Fall at Bluff Mountain

On Sunday, October 11, the Blue Ridge Discovery Center sponsored a tour hike to the Nature Conservancy's Bluff Mountain Nature Preserve on a perfect fall day. Temperature in the low 60's, light breeze under a cerulean sky, the forest at near peak fall coloration, the group of eleven hikers strolled through some of the rarest ecologies in the Southern Appalachian Mountains. 

Above 4500 feet it appeared there had been a frost already and most of the herbaceous flora was burned and wilted. Then red, sugar and striped maples were in their fall glory. The mountain holly leaves were chartreuse and the females were spangled with brilliant red berries that shown like gems in the afternoon light. Flowers were few and far between, a smattering of closed gentian along the trail and in the fen, and tiny polygala at Perkin's Rock and the mesic glade. There was teaberry with full red ripe berries in the glade as well. A lone raven checked us out at Perkin's Rock as it soared on up the ridge towards the summit of the preserve, Cowface, where the elevation reaches 5,100 feet. 

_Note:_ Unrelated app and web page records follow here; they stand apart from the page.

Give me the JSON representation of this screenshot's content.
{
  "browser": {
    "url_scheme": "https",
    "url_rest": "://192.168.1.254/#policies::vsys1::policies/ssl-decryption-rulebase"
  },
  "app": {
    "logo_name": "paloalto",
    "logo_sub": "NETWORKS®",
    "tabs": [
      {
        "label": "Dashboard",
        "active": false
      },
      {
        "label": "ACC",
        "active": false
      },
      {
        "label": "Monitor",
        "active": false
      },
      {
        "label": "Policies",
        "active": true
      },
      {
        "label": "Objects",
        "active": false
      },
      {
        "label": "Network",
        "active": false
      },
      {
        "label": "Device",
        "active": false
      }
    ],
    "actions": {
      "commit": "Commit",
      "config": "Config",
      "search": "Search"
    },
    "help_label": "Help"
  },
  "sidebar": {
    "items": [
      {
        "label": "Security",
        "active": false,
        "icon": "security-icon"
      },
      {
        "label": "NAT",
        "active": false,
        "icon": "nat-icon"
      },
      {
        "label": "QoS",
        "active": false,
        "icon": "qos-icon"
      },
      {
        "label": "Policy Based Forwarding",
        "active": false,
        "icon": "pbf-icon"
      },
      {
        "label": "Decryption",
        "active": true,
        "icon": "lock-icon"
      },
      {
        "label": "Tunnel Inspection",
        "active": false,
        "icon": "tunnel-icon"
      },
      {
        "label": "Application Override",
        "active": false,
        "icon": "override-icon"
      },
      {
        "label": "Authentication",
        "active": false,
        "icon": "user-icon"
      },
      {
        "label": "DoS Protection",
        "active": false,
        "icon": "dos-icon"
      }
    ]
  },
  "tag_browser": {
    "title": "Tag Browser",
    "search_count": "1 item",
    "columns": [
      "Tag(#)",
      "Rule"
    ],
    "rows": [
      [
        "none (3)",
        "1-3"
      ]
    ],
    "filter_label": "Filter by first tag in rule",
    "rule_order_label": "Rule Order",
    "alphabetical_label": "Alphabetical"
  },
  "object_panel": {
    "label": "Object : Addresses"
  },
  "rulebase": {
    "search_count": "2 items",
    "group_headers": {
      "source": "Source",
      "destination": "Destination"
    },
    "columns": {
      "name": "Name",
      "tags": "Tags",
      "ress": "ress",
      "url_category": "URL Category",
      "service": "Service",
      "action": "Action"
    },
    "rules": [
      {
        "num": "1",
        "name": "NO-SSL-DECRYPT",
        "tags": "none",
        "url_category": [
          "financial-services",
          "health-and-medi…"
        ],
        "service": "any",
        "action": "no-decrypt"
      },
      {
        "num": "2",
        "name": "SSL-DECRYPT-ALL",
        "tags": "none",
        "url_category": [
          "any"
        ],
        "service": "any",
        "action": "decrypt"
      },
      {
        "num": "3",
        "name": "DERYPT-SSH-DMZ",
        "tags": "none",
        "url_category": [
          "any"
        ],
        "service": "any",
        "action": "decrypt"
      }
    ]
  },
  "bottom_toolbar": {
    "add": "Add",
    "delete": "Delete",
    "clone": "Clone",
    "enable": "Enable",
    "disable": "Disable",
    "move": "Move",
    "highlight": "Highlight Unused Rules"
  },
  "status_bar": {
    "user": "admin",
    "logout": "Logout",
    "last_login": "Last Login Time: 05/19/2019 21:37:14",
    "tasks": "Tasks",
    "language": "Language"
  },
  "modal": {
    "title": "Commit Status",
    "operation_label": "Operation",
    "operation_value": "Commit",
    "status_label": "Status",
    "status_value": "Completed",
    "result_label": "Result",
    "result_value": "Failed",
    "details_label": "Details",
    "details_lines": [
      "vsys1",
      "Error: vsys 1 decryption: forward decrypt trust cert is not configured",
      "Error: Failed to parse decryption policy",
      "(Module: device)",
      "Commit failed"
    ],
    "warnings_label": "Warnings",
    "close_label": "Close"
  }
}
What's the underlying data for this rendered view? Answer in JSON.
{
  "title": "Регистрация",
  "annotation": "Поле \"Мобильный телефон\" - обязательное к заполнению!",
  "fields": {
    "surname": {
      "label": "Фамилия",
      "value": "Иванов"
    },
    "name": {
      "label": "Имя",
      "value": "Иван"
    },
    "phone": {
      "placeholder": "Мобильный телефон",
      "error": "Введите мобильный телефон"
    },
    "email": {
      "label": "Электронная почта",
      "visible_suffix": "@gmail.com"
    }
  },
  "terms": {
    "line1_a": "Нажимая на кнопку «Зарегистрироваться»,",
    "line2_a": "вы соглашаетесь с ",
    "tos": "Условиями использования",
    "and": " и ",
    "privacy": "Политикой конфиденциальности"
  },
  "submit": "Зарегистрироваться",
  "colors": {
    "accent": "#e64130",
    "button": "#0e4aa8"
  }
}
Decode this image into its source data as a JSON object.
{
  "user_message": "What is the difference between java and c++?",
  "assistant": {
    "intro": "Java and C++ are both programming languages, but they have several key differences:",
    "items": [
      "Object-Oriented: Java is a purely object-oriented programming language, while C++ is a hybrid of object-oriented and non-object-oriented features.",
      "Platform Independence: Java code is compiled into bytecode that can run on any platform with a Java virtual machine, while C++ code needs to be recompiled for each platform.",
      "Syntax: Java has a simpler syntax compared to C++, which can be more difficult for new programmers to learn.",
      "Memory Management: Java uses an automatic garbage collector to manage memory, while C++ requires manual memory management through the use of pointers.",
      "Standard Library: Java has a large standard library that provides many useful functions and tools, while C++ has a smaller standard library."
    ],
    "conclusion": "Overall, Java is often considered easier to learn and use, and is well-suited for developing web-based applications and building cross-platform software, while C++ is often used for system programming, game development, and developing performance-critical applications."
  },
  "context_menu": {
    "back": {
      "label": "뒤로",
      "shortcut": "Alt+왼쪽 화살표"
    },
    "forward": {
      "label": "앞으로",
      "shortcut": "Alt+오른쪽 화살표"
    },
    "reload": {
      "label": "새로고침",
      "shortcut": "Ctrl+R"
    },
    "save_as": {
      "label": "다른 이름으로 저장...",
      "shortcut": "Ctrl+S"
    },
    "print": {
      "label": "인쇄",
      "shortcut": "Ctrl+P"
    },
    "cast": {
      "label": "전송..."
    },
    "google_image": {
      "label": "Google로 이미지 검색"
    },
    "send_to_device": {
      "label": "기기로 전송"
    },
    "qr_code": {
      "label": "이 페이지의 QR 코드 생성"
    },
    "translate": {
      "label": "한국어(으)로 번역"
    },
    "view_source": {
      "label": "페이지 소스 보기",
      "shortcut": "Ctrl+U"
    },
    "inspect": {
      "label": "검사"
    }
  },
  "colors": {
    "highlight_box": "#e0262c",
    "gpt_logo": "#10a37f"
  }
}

The group went off trail to visit a healthy 60' tall American Chestnut. The ground underneath the tree was littered with spiky hulls of the chestnuts but no nuts, the squirrels, grouse and deer had beat us to them.

At the vertigo bench, the dead oak that resembles a Can Can Dancer at full kick inspired a spontaneous Can Can line from four of the women hikers. They preformed admirably in spite of the slope and wet rubbly footing. 

There continues to be damage from the hemlock adelgid around the Bluff, but continuing up the trail to the mesic glade the trees appear to get healthier and arriving in the glade the hemlock trees are specimens of health. An observation: where the trees are clumped in groves they are less healthy than where they are singular and spread apart.

A more pleasant stroll with good company through one of natures wonderlands sponsered by BRDC is hard to imagine!